---- RECORDED DATA

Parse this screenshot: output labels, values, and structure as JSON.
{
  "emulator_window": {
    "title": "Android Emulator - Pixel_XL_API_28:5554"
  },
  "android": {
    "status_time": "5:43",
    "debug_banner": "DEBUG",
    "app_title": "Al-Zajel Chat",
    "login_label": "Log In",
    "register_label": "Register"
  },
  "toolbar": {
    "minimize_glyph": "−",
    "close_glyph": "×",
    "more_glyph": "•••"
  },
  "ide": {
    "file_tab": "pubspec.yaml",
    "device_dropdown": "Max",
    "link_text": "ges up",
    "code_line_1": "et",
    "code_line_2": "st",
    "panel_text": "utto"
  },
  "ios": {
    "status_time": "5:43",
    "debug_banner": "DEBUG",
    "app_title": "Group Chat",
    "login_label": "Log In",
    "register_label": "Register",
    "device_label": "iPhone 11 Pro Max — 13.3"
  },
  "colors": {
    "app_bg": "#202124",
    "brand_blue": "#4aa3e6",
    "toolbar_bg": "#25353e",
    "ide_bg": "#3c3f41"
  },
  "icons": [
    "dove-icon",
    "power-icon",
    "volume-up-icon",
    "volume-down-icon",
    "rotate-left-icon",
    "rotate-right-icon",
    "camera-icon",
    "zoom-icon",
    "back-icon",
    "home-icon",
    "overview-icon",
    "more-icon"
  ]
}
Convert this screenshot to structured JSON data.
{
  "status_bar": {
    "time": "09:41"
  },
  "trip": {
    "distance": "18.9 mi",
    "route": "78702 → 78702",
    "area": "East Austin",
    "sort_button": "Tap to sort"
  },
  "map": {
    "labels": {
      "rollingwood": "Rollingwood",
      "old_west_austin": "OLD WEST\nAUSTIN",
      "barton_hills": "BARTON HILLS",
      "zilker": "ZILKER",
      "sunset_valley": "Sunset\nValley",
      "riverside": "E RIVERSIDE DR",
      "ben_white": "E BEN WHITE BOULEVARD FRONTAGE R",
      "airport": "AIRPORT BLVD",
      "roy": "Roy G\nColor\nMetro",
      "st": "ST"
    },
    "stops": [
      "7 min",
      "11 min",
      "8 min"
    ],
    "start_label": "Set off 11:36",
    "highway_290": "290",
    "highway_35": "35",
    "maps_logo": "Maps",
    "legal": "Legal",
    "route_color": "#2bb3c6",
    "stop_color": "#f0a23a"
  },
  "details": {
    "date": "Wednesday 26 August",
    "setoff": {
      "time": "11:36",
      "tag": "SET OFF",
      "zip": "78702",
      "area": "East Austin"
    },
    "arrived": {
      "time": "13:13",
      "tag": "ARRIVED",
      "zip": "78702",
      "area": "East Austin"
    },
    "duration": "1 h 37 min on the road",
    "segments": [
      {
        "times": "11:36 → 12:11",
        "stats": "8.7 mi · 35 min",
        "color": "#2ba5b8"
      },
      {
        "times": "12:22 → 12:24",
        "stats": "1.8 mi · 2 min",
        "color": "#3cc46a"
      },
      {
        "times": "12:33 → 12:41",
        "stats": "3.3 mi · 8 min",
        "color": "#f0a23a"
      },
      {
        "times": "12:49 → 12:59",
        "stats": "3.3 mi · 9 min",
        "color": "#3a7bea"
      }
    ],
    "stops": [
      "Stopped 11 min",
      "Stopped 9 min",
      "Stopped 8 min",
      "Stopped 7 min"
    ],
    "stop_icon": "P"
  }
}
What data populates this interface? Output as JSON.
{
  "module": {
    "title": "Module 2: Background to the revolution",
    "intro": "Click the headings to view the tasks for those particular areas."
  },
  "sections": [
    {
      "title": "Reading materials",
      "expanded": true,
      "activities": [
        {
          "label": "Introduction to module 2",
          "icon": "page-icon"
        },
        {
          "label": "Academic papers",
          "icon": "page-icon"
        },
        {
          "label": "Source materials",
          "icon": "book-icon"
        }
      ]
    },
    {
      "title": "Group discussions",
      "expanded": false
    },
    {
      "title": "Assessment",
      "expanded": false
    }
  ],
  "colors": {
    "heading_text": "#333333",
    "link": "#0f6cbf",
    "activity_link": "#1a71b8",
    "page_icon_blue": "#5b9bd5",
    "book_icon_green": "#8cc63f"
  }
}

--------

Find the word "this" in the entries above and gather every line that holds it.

### RESPONSE AREA
Parse this screenshot: output labels, values, and structure as JSON.
Convert this screenshot to structured JSON data.
What data populates this interface? Output as JSON.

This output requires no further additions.